ONE WEEK AGO, on a beautiful clear Saturday morning in Vermont, the Essential Prayers Project realized its dream to debut playing house concerts.
We want to play for smaller audiences. We want to see everyone’s faces and talk afterwards like we did something together. The old 4th wall of music, where everyone sits quietly and listens then leaves, is outmoded. There is an imbalance of perceived roles and their importance. To attend a live concert is a magnificently generous thing to do. To listen and respond from within, to show on your face that response, to breathe in sync with others in the room (because that is what happens)—these actions become huge in the face of our increasingly screen-based lives.

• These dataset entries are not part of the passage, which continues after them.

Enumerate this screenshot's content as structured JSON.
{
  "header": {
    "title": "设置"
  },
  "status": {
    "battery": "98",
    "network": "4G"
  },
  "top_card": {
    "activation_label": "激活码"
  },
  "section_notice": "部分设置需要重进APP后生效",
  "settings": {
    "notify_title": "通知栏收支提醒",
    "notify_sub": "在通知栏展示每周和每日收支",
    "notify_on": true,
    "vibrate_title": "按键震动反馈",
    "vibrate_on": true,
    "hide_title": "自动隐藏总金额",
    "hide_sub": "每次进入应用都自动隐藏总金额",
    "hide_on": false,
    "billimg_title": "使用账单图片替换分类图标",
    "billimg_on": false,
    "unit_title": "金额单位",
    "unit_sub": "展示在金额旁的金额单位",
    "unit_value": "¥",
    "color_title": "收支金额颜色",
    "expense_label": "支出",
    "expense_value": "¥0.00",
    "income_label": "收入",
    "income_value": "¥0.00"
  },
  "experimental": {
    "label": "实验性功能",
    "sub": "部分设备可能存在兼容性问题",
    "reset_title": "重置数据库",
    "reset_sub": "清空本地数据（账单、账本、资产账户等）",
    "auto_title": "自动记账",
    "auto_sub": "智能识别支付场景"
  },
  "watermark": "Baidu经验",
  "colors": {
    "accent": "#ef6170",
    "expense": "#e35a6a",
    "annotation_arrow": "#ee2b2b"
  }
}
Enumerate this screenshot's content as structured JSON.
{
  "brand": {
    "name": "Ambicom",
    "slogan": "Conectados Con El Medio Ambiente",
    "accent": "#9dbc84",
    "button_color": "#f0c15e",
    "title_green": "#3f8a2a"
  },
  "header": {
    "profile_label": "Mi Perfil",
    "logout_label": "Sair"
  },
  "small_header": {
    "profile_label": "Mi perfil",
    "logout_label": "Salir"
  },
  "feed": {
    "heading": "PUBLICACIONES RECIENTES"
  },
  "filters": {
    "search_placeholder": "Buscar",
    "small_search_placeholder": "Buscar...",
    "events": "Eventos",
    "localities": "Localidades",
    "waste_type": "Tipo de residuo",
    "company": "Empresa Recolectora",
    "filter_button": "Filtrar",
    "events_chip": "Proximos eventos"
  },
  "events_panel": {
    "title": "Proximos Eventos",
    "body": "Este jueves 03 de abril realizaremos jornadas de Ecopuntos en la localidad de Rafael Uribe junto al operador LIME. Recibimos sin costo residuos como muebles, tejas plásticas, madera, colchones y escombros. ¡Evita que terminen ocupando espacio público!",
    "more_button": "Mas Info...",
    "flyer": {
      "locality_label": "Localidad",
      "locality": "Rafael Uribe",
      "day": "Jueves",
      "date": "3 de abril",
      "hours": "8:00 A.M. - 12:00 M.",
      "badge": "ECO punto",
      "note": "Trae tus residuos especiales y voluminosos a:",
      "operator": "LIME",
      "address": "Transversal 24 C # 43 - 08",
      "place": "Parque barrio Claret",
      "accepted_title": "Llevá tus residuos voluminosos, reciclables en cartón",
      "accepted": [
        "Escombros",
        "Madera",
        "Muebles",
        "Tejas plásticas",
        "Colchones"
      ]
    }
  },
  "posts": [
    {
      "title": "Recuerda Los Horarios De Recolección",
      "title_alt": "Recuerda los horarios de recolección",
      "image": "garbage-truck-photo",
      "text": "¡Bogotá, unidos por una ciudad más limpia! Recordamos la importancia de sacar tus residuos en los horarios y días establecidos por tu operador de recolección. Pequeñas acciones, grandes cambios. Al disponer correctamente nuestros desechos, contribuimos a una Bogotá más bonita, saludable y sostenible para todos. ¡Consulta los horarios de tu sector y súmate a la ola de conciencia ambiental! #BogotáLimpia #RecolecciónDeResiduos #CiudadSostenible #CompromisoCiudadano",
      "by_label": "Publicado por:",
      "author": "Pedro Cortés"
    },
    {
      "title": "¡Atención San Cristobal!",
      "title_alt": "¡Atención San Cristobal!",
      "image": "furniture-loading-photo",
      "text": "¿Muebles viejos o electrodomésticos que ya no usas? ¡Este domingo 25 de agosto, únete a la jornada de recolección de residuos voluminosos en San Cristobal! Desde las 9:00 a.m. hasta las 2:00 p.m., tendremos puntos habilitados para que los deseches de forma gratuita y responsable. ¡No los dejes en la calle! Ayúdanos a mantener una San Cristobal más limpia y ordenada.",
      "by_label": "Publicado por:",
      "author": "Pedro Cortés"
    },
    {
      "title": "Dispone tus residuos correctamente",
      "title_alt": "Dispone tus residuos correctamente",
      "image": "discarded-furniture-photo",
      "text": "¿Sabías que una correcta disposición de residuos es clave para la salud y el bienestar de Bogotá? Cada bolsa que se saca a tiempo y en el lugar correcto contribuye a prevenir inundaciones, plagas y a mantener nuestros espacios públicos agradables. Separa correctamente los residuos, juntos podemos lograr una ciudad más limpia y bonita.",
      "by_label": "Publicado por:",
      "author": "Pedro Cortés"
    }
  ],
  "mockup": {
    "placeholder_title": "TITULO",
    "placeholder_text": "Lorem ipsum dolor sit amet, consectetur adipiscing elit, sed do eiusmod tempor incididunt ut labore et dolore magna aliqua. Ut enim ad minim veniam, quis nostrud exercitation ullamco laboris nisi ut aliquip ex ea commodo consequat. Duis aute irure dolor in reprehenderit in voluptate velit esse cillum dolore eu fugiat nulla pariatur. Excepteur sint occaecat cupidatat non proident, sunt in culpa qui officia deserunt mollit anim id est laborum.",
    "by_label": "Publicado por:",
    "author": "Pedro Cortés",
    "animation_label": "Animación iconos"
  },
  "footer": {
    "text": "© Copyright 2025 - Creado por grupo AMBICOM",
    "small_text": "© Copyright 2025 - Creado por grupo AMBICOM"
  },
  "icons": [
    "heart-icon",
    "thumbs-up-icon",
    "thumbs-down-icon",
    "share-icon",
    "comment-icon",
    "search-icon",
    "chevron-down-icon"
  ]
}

User-friendly means that a machine has been programmed to resemble the depth and detail of human response—but still imperfectly. Nothing beats the grace and finesse of actual human interaction!
And this audience delivered. They listened so intently we could hear them listening. They carried us when we got nervous and made mistakes with the newness. Some people even cried. Wow. We felt it all. Exhilarating.
We were well partnered in this desire for connection: The Magsamens welcomed our music into their beautiful home on a hilltop in North Bennington overlooking the western flank of the Green Mountains. The home was originally a humble farmhouse dating back several Vermont centuries.
The Music Room where we sang, had its own history. The room itself had once been part of the mansion a few doors across on another magnificent wooded hilltop. That mansion belonged to the Park-McCullough family: built by John McCullough who moved to North Bennington in 1873 after marrying Eliza Hall Park, daughter of Panama Railway president Trenor Park. His father-in-law appointed McCullough vice-president of the distant railway. Through the 1880s McCullough rose to run not only Panama, Chicago, Erie Railroads but Bennington & Rutland Railway which built many of the neighborhoods of North Bennington. He become governor of Vermont from 1902 to 1904.
But his youngest daughter Esther Morgan Park McCullough fell in love with a woman, international concert pianist Cora Stell Andersen. Esther was a novelist but played the violin. They became lifelong partners. The Park-McCullough parents moved the music room (see video) above in one piece, adding it to the farmhouse, so that the couple could live in privacy.
The acoustics were amazing. The audience members were gorgeous. We broke fast on homemade quiche and sat and talked for almost twice the length of the concert we’d just given. Marvelous. Just what we’d dreamed of.